REQUIRED WORK: Below are the records; copy each line in them that holds the word "回复了你的视频".

Web page and app entries:
╭──

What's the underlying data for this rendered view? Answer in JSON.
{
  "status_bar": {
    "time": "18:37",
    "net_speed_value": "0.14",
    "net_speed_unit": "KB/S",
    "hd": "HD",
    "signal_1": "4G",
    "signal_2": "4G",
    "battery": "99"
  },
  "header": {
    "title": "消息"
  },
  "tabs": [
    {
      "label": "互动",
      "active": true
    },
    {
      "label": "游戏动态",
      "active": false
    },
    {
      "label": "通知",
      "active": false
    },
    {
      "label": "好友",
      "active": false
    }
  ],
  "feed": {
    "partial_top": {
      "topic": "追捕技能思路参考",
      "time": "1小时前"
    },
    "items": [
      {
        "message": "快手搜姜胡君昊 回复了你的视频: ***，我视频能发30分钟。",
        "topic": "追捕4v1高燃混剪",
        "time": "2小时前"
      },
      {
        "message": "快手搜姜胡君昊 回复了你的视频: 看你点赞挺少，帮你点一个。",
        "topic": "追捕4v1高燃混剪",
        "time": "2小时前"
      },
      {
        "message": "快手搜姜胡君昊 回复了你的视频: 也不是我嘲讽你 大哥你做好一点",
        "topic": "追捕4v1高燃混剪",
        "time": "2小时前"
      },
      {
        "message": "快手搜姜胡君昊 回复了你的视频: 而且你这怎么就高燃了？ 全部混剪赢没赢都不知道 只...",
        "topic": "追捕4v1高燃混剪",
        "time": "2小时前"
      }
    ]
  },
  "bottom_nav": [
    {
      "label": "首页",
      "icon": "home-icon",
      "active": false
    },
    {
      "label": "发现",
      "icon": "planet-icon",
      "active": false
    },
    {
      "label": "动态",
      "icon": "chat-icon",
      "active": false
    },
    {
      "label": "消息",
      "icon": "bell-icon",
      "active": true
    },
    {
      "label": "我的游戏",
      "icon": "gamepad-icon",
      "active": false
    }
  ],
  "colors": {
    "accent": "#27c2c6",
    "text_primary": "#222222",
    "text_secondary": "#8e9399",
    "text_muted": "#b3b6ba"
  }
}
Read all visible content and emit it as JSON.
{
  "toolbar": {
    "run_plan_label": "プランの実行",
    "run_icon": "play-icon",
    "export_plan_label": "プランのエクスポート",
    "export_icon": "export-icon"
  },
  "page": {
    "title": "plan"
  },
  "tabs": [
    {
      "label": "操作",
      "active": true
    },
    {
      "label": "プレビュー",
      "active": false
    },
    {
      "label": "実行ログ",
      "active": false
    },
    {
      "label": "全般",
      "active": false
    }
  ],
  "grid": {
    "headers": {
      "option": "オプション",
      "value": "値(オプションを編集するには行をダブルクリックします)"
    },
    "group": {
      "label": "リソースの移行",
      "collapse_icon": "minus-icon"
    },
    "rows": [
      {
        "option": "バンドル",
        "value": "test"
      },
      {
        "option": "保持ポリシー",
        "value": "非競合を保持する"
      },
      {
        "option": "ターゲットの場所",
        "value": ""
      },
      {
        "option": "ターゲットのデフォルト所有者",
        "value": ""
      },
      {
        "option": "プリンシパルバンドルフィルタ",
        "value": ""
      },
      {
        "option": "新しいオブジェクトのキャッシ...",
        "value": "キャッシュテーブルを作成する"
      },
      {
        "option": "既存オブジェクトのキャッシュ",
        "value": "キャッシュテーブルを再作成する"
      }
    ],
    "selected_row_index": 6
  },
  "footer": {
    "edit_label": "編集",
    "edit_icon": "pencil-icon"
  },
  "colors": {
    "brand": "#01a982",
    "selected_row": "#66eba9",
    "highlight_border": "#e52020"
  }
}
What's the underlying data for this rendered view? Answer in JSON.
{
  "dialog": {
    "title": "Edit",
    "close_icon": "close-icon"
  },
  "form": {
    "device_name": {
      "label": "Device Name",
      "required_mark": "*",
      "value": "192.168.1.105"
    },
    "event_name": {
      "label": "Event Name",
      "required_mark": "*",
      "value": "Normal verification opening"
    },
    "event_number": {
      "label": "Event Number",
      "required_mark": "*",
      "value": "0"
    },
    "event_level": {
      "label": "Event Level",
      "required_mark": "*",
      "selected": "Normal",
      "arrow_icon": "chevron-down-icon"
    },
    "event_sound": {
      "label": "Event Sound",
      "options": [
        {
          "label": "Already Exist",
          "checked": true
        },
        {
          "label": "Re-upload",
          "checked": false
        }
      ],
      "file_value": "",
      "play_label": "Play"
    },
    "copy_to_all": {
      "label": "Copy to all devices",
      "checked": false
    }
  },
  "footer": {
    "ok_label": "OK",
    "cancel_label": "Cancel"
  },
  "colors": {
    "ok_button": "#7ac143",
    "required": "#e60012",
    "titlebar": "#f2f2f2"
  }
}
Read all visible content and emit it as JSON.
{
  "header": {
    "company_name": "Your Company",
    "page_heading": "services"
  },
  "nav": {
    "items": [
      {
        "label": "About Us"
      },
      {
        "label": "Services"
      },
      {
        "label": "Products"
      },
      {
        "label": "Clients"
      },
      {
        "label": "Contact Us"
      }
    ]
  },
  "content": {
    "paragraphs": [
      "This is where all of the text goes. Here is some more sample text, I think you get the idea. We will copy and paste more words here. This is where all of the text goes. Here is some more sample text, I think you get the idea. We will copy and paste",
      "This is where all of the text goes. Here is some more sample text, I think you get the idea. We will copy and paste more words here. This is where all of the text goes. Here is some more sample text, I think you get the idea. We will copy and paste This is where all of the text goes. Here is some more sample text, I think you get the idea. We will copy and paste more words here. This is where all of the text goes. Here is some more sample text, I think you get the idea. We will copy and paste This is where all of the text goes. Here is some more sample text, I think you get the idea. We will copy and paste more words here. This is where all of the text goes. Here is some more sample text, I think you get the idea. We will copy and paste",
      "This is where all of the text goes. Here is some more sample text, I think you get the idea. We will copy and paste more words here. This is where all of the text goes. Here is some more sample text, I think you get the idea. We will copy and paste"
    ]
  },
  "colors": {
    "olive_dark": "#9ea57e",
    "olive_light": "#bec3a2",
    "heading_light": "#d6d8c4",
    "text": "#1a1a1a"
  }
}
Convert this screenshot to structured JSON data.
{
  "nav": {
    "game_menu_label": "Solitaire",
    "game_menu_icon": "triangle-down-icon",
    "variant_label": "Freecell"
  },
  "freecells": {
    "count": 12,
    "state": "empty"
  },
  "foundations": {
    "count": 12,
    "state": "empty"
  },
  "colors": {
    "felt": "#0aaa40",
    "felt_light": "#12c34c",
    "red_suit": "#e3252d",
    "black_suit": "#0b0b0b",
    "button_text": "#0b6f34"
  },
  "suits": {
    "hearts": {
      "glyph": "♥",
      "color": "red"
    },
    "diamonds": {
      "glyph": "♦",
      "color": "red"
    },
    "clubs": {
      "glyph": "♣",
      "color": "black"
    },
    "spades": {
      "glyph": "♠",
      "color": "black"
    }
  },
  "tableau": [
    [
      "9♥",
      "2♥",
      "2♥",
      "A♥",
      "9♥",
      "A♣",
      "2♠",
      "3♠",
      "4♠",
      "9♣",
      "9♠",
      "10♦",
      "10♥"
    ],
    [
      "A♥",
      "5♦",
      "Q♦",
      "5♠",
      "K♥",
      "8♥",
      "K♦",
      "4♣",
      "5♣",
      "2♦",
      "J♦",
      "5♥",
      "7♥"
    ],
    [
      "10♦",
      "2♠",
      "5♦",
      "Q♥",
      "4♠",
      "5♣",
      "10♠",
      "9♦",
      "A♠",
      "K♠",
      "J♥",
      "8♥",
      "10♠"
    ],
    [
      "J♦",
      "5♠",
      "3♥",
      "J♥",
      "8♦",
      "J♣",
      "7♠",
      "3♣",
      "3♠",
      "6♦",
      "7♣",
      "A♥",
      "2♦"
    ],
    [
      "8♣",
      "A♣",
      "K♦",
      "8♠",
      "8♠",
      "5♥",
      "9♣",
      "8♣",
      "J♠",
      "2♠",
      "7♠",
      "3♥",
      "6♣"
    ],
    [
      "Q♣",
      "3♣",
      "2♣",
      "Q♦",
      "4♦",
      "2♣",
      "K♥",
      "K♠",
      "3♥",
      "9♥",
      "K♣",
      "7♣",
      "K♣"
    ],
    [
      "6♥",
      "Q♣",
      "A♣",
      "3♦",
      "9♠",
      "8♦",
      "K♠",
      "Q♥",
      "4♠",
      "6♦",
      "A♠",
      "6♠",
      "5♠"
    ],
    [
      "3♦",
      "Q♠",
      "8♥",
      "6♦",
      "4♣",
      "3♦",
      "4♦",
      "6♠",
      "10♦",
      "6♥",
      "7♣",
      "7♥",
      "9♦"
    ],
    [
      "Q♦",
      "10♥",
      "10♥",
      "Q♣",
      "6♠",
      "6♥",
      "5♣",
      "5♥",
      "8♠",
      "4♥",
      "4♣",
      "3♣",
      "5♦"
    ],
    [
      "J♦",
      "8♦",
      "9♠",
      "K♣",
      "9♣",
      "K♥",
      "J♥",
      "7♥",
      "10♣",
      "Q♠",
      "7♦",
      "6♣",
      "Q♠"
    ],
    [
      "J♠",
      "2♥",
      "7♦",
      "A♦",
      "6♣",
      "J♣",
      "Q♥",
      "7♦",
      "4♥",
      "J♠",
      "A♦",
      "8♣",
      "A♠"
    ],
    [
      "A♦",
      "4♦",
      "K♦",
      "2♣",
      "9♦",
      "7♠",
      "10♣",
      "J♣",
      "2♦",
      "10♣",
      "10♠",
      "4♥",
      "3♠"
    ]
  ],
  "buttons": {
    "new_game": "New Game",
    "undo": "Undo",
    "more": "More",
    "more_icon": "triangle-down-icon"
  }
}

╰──

REPLY:
        "message": "快手搜姜胡君昊 回复了你的视频: ***，我视频能发30分钟。",
        "message": "快手搜姜胡君昊 回复了你的视频: 看你点赞挺少，帮你点一个。",
        "message": "快手搜姜胡君昊 回复了你的视频: 也不是我嘲讽你 大哥你做好一点",
        "message": "快手搜姜胡君昊 回复了你的视频: 而且你这怎么就高燃了？ 全部混剪赢没赢都不知道 只...",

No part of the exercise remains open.